We’ve all seen these long, short concrete barriers at the end of parking spaces in parking lots. They’re most often called wheel stops, but are sometimes also called parking blocks, parking stops, tire blockers, or curb stops. What’s true about all of them is that they are a real trip hazard for anyone walking in a parking lot. If they are not placed and marked properly, they can cause serious injuries for anyone unfortunate enough to encounter them.
William Jordan and the team at Jordan Law Center have decades of combined experience working on trip and fall cases where property owners of all different types put wheel stops where they shouldn’t have, didn’t maintain wheel stops properly, or didn’t mark wheel stops the right way, leading to serious injuries. Jordan Law Center has the legal knowledge and toolkit available to help victims of these falls obtain fair recoveries where a property owner didn’t manage a wheel stop situation the right way.
Wheel stops are supposed to both prevent a vehicle from traveling into an area where it shouldn’t, and to give drivers a visual sign of where to stop their cars. However, property owners or managers have to do a careful analysis to determine (a) whether a wheel stop is truly required; (b) where a wheel stop is should be placed and how it should be marked; and (c) whether there is any reasonable alternative to a wheel stop that is not as much of a trip hazard.In many cases, property owners have no clear rationale for why a wheel stop is placed in a particular location. In the example below, the wheel stop does not provide ‘protection’ for an area where customers would actually walk and the curb keeps someone from driving onto the sidewalk or hitting the sign. The wheel stop gives no real benefit to the store or its customers, but it does but the customers at increased risk of falling, both because it is a trip hazard and because it is not centered.
Even if a wheel stop is needed, there are many bad ways to install a wheel stop:
In these examples, the wheel stops are inches away from or even overlapping with the painted lines. Business owners know that pedestrians tend to walk along these lines when exiting their cars and navigating across parking lots, and putting wheel stops close to the lines can make a tripping hazard. Putting them close to the lines like shown above also does not help the parking lot owner control the movement of a vehicle any better than if the wheel stop was centered. If a wheel stop is in a centered position in the parking spot, it can reduce the chance of a pedestrian trip and fall.

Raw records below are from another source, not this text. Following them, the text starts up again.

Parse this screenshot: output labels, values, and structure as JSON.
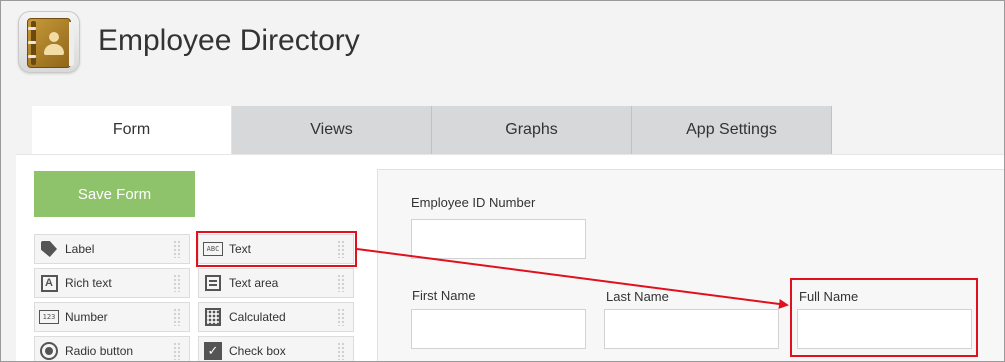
{
  "app": {
    "title": "Employee Directory",
    "icon": "address-book-icon"
  },
  "tabs": [
    {
      "label": "Form",
      "active": true
    },
    {
      "label": "Views",
      "active": false
    },
    {
      "label": "Graphs",
      "active": false
    },
    {
      "label": "App Settings",
      "active": false
    }
  ],
  "toolbar": {
    "save_label": "Save Form"
  },
  "palette": [
    {
      "label": "Label",
      "icon": "tag-icon"
    },
    {
      "label": "Text",
      "icon": "text-field-icon",
      "icon_text": "ABC"
    },
    {
      "label": "Rich text",
      "icon": "rich-text-icon",
      "icon_text": "A"
    },
    {
      "label": "Text area",
      "icon": "text-area-icon"
    },
    {
      "label": "Number",
      "icon": "number-icon",
      "icon_text": "123"
    },
    {
      "label": "Calculated",
      "icon": "calculator-icon"
    },
    {
      "label": "Radio button",
      "icon": "radio-button-icon"
    },
    {
      "label": "Check box",
      "icon": "checkbox-icon",
      "icon_text": "✓"
    }
  ],
  "form_fields": [
    {
      "label": "Employee ID Number"
    },
    {
      "label": "First Name"
    },
    {
      "label": "Last Name"
    },
    {
      "label": "Full Name"
    }
  ],
  "colors": {
    "accent_green": "#8ec26b",
    "annotation_red": "#e0101e",
    "tab_inactive": "#d6d8d9"
  }
}
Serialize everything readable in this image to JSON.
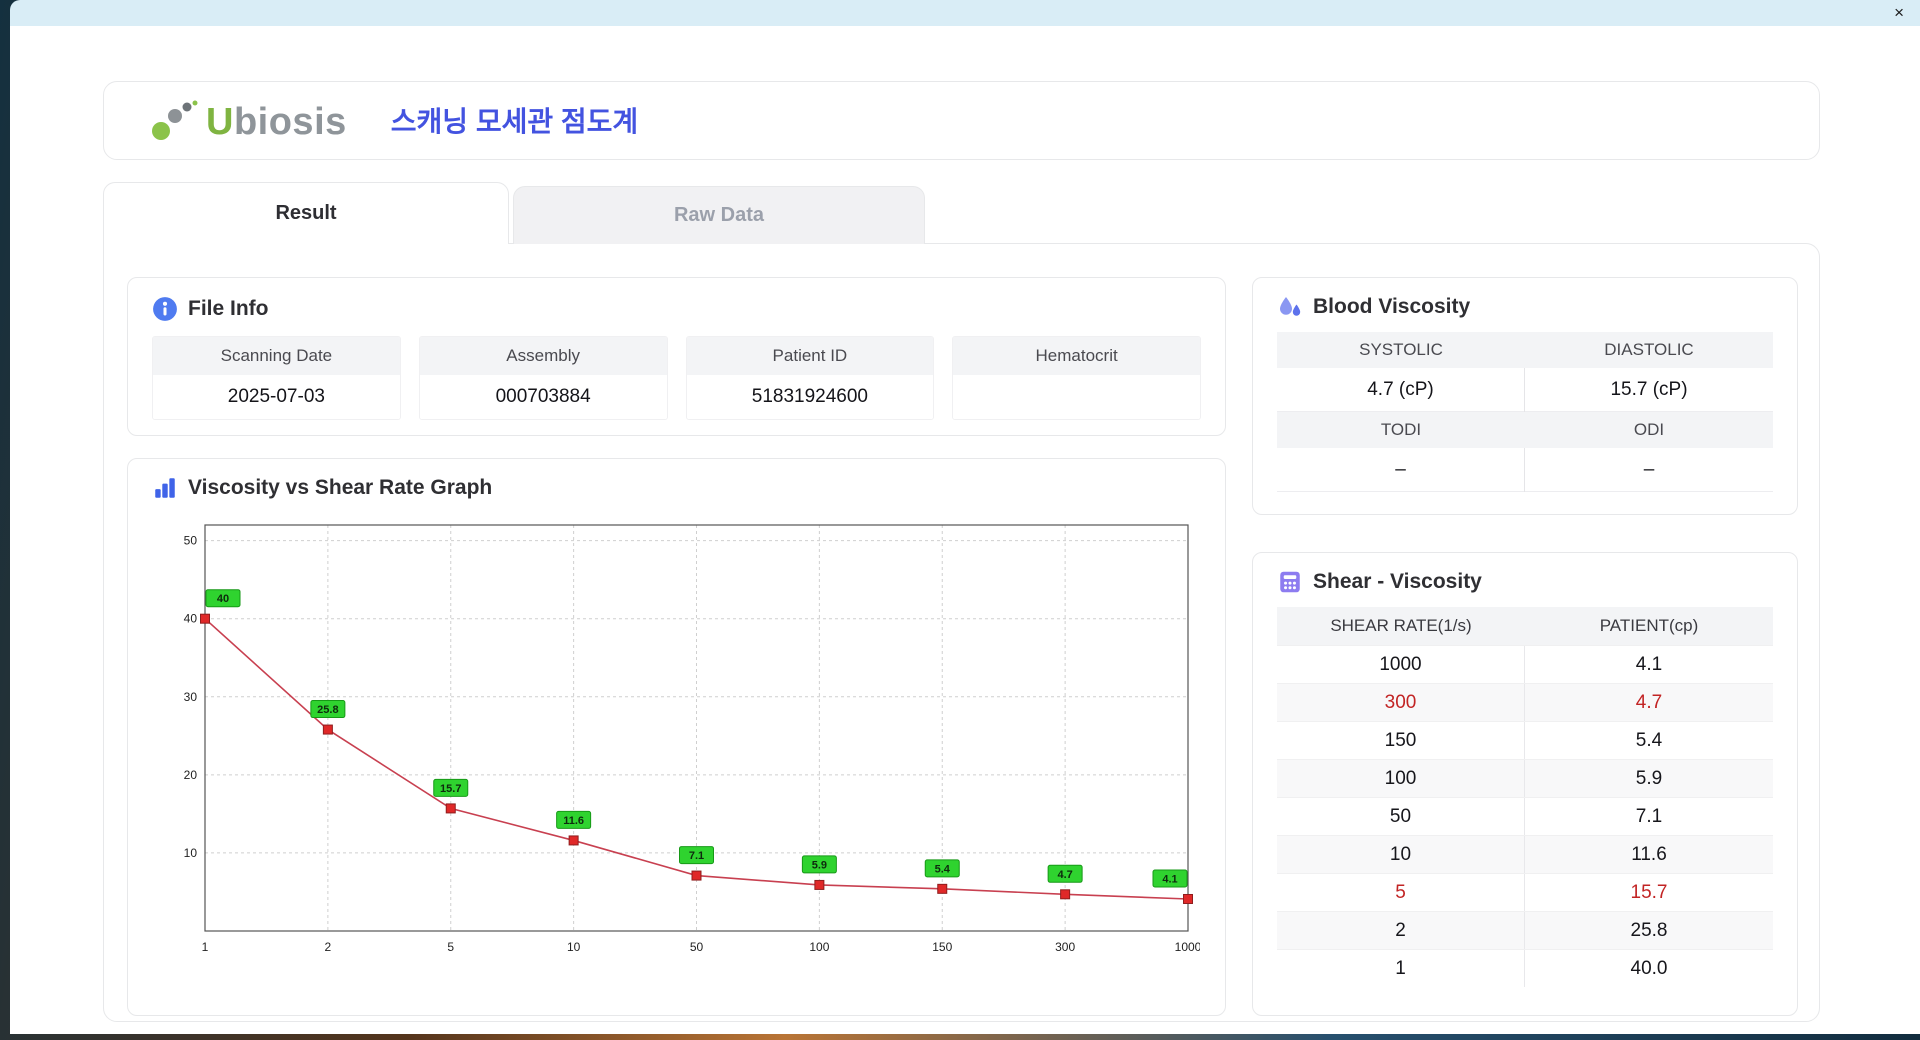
{
  "window": {
    "close_label": "×"
  },
  "header": {
    "logo_text": "Ubiosis",
    "title": "스캐닝 모세관 점도계"
  },
  "tabs": [
    {
      "label": "Result",
      "active": true
    },
    {
      "label": "Raw Data",
      "active": false
    }
  ],
  "file_info": {
    "title": "File Info",
    "fields": [
      {
        "label": "Scanning Date",
        "value": "2025-07-03"
      },
      {
        "label": "Assembly",
        "value": "000703884"
      },
      {
        "label": "Patient ID",
        "value": "51831924600"
      },
      {
        "label": "Hematocrit",
        "value": ""
      }
    ]
  },
  "blood_viscosity": {
    "title": "Blood Viscosity",
    "rows": [
      {
        "labels": [
          "SYSTOLIC",
          "DIASTOLIC"
        ],
        "values": [
          "4.7 (cP)",
          "15.7 (cP)"
        ]
      },
      {
        "labels": [
          "TODI",
          "ODI"
        ],
        "values": [
          "–",
          "–"
        ]
      }
    ]
  },
  "chart_data": {
    "type": "line",
    "title": "Viscosity vs Shear Rate Graph",
    "x_scale": "categorical",
    "categories": [
      "1",
      "2",
      "5",
      "10",
      "50",
      "100",
      "150",
      "300",
      "1000"
    ],
    "values": [
      40,
      25.8,
      15.7,
      11.6,
      7.1,
      5.9,
      5.4,
      4.7,
      4.1
    ],
    "point_labels": [
      "40",
      "25.8",
      "15.7",
      "11.6",
      "7.1",
      "5.9",
      "5.4",
      "4.7",
      "4.1"
    ],
    "xlabel": "",
    "ylabel": "",
    "yticks": [
      10,
      20,
      30,
      40,
      50
    ],
    "ylim": [
      0,
      52
    ],
    "grid": true,
    "legend": "none",
    "line_color": "#c84050",
    "marker_color": "#e02828",
    "marker_border": "#8f1d1d",
    "label_bg": "#2fd32f",
    "label_border": "#179917"
  },
  "shear_viscosity": {
    "title": "Shear - Viscosity",
    "columns": [
      "SHEAR RATE(1/s)",
      "PATIENT(cp)"
    ],
    "rows": [
      {
        "shear": "1000",
        "patient": "4.1",
        "highlight": false
      },
      {
        "shear": "300",
        "patient": "4.7",
        "highlight": true
      },
      {
        "shear": "150",
        "patient": "5.4",
        "highlight": false
      },
      {
        "shear": "100",
        "patient": "5.9",
        "highlight": false
      },
      {
        "shear": "50",
        "patient": "7.1",
        "highlight": false
      },
      {
        "shear": "10",
        "patient": "11.6",
        "highlight": false
      },
      {
        "shear": "5",
        "patient": "15.7",
        "highlight": true
      },
      {
        "shear": "2",
        "patient": "25.8",
        "highlight": false
      },
      {
        "shear": "1",
        "patient": "40.0",
        "highlight": false
      }
    ]
  },
  "colors": {
    "accent_blue": "#4353e0",
    "highlight_red": "#c22424",
    "label_green": "#2fd32f",
    "titlebar": "#d9edf6"
  }
}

Wheel stops can fail after repeated vehicle strikes, and should immediately be replaced. Any rebar or other materials protruding from the wheel stop can also cause an increased trip hazard.
There are very specific requirements for wheel stops in handicapped or ADA spaces, but the general rule is that a wheel stop should never prevent safe access to a parking lot or building by a handicapped person. In this real life example from a case handled by Jordan Law Center, a restaurant owner left a wheel stop in the middle of a handicap access aisle, a place reserved for disabled pedestrian travel. This is a place that vehicles are never supposed to travel and a clear ADA violation. It led to a trip and fall and severe injuries to an elderly disabled woman. You can also see how wheel stops may become dingy and dirty over time and should periodically be painted with contrasting or “excitor” colors to make them more visible to pedestrians.
Finally, there is a fantastic alternative to wheel stops – the structural bollard. In the simplest terms, these are metal or concrete posts that are far more visible to pedestrians and actually provide more stopping power to an out of control vehicle.
There is not a meaningful cost difference between bollards and wheel stops, and in areas with lots of pedestrian traffic, a bollard could be a life-saving measure for pedestrians in a situation where a vehicle loses control or a driver mistakes the brake pedal for the gas.
Architects and engineers have been doing research on what can lead pedestrians to trip and get hurt for decades. People typically do not look directly down at their feet when walking, but instead naturally look several feet ahead and scan the area in front of them. This makes wheel stops easy to miss, especially if they are placed improperly or not marked correctly. It has been well-known for over 50 years how dangerous these devices can be to pedestrians.
If you or someone that you know and love has been injured because of a wheel stop or some other kind of parking lot defect, contact the Jordan Law Center today at 864-808-1810 for a free consultation on your case.